Spain faces more uncertainty after inconclusive election

MADRID (AP) – Spain looked set to face months more political uncertainty after the country’s fourth elections in as many years further complicated an already messy political situation, giving no party a clear mandate to govern while the far right became a major parliamentary player for the first time in decades.

Incumbent Prime Minister Pedro Sánchez’s Socialists won the most seats – 120 – but fell far short of a majority in the 350-seat chamber and will need to make deals on several fronts if they are to govern.

Sánchez called last Sunday’s election after he failed to gain enough support to form a government in the previous election in April.

In his victory speech last Sunday, he promised again to “obtain a progressive government”.

His plans to do that emerged when he met his party’s executive yesterday.

Despite poll predictions to the contrary, Sánchez had hoped the poll would give him a stronger footing but he actually saw his party seat count drop by three while his closest allies, the far-left United We Can, dropped from 42 to 35.

“Sánchez fails in his plebiscite and makes government even more difficult,” was the front-page headline in Spanish daily El Mundo.

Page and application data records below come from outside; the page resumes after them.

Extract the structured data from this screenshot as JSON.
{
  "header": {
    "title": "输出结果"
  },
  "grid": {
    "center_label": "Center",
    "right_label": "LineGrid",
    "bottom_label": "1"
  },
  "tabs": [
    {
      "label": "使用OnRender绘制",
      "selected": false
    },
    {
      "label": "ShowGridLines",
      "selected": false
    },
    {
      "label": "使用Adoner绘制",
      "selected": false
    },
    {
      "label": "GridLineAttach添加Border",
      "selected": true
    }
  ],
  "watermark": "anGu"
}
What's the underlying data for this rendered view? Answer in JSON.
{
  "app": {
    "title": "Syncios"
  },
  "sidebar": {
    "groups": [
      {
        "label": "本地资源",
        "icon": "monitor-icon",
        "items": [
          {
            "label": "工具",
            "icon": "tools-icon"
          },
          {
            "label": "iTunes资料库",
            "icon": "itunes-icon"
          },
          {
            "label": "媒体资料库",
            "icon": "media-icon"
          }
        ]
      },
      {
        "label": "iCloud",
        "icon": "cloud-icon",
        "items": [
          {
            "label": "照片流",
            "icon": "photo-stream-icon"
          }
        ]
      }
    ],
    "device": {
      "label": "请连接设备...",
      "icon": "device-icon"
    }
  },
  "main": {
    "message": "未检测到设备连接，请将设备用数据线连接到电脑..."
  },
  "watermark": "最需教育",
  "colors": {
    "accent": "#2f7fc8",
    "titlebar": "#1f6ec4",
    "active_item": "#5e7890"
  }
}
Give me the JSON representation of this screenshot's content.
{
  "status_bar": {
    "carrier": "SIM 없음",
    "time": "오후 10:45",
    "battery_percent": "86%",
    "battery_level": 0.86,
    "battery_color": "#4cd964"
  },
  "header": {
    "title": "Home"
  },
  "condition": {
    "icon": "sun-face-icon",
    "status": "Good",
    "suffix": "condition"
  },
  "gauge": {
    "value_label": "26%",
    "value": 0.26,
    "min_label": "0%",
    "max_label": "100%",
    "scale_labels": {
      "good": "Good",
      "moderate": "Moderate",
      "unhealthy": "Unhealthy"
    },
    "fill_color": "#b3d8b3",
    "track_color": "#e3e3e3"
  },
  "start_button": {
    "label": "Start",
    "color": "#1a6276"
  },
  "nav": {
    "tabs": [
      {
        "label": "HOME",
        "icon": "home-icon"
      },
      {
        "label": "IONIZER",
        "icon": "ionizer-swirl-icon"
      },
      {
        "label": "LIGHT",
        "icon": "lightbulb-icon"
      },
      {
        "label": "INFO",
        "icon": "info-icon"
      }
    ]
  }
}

The next step will be for parliamentarians to select a house speaker in the coming weeks and for talks then between King Felipe VI and party leaders to begin so that one of them, most likely Sánchez, will be called on to try to form a government.